(Beginning of Dataset entries)

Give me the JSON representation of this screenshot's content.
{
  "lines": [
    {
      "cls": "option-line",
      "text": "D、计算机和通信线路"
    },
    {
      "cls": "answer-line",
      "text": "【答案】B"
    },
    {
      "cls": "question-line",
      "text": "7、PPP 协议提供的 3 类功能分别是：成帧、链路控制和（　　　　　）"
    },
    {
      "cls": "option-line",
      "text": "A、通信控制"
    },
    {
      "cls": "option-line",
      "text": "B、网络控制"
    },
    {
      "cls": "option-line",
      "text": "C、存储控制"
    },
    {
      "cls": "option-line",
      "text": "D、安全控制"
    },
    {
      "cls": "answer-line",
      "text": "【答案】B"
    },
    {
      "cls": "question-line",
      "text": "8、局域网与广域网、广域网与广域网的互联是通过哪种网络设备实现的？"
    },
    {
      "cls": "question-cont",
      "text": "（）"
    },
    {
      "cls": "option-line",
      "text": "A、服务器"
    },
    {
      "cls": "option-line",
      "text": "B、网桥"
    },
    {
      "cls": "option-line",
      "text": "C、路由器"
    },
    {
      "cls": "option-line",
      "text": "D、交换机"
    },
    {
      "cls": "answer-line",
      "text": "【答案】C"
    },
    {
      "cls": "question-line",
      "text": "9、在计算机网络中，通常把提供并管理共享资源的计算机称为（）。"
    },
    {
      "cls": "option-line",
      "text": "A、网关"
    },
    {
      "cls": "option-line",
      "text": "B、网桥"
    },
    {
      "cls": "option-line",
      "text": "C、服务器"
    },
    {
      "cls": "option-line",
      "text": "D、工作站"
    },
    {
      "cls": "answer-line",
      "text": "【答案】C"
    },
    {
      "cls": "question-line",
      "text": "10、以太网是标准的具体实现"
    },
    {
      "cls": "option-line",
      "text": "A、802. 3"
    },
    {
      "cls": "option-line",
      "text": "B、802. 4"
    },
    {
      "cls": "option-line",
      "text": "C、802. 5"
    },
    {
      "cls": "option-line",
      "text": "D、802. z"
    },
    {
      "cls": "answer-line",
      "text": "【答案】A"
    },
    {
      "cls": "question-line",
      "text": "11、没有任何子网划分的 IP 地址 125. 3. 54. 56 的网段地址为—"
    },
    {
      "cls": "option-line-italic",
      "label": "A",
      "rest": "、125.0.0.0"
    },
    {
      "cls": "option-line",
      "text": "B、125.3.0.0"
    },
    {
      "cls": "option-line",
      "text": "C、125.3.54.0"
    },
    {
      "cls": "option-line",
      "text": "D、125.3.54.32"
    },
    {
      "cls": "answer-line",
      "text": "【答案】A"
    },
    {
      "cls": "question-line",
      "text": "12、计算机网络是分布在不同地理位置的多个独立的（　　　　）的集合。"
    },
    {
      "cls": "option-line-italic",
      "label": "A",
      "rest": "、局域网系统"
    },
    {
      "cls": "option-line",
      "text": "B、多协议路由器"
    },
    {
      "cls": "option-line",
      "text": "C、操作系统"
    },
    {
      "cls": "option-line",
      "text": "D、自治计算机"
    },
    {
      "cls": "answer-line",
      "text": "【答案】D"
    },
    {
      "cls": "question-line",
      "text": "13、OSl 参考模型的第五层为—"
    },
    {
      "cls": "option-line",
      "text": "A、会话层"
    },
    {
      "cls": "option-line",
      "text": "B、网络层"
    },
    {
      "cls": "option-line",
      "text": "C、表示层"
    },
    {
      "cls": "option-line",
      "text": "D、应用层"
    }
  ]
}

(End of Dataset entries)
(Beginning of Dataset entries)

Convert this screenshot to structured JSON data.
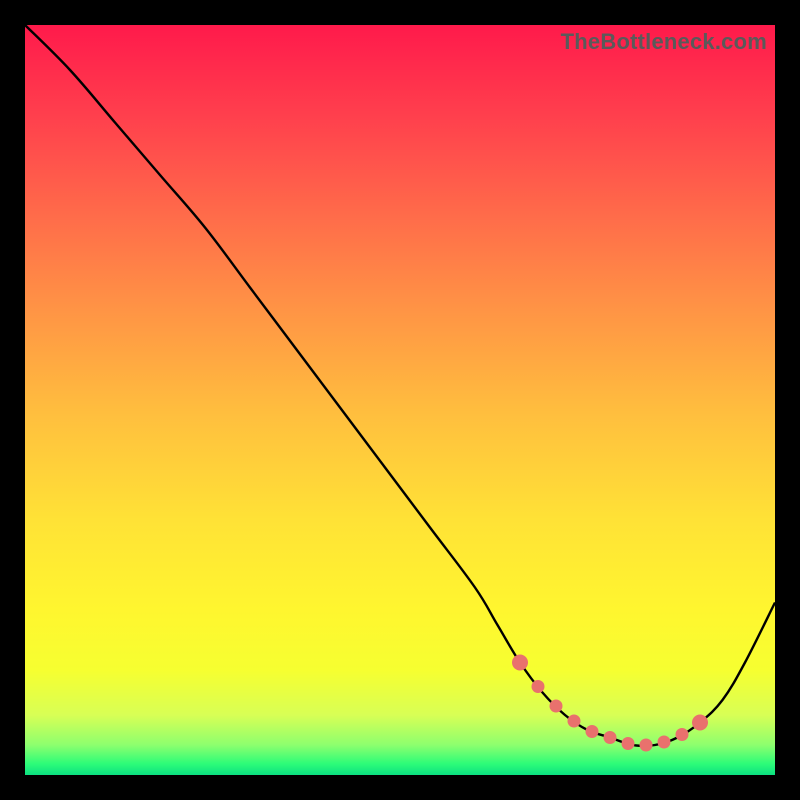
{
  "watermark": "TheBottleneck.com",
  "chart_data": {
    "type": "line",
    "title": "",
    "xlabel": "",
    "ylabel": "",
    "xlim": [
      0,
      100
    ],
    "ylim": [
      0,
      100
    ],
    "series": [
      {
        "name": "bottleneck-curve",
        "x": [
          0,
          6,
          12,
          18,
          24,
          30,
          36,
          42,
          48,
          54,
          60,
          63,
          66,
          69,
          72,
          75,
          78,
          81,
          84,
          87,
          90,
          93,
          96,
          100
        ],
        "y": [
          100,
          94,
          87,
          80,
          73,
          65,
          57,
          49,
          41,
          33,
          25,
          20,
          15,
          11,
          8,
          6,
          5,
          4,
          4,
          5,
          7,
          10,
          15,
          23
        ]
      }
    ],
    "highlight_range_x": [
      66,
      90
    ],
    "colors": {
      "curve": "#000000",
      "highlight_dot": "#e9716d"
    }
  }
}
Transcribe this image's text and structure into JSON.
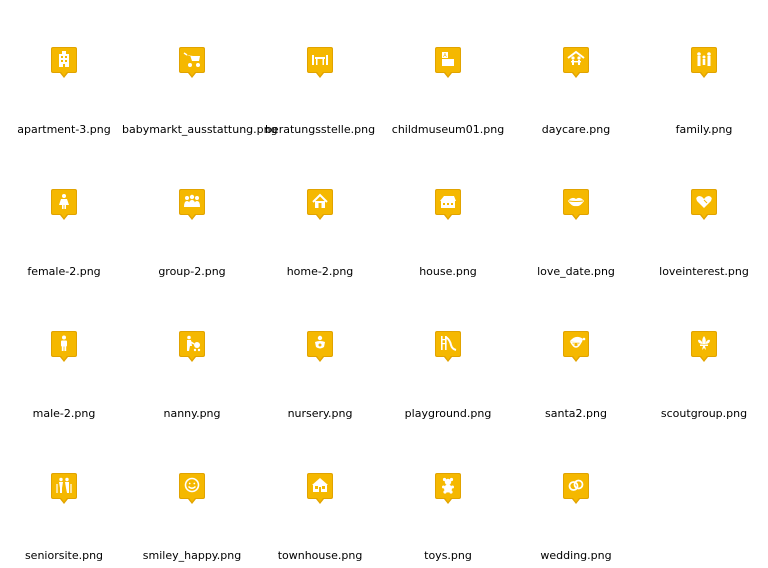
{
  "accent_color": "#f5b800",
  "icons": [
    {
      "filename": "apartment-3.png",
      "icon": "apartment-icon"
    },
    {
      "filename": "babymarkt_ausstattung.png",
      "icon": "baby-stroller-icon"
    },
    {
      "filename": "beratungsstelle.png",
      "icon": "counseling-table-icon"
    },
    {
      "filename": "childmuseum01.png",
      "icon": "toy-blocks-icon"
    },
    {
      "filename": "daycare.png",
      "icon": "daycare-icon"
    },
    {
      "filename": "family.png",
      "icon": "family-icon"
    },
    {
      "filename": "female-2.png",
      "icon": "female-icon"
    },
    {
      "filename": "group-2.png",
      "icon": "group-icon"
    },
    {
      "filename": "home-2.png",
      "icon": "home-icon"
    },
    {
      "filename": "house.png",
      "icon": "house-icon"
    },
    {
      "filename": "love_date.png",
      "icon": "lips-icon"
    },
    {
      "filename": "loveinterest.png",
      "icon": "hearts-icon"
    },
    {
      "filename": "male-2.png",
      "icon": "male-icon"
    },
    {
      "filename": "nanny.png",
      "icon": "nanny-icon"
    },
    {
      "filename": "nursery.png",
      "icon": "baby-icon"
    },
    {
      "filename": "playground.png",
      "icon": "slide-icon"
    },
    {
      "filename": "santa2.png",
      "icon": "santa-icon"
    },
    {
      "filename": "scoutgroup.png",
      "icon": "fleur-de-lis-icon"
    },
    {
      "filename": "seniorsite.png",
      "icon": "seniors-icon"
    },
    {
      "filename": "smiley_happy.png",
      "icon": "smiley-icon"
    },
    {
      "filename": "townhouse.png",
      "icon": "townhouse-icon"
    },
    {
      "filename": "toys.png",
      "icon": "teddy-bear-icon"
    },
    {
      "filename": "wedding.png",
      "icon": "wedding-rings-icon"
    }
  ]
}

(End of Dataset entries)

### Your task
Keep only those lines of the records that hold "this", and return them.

### Answer for the task
Give me the JSON representation of this screenshot's content.
Convert this screenshot to structured JSON data.
Transcribe this image's text and structure into JSON.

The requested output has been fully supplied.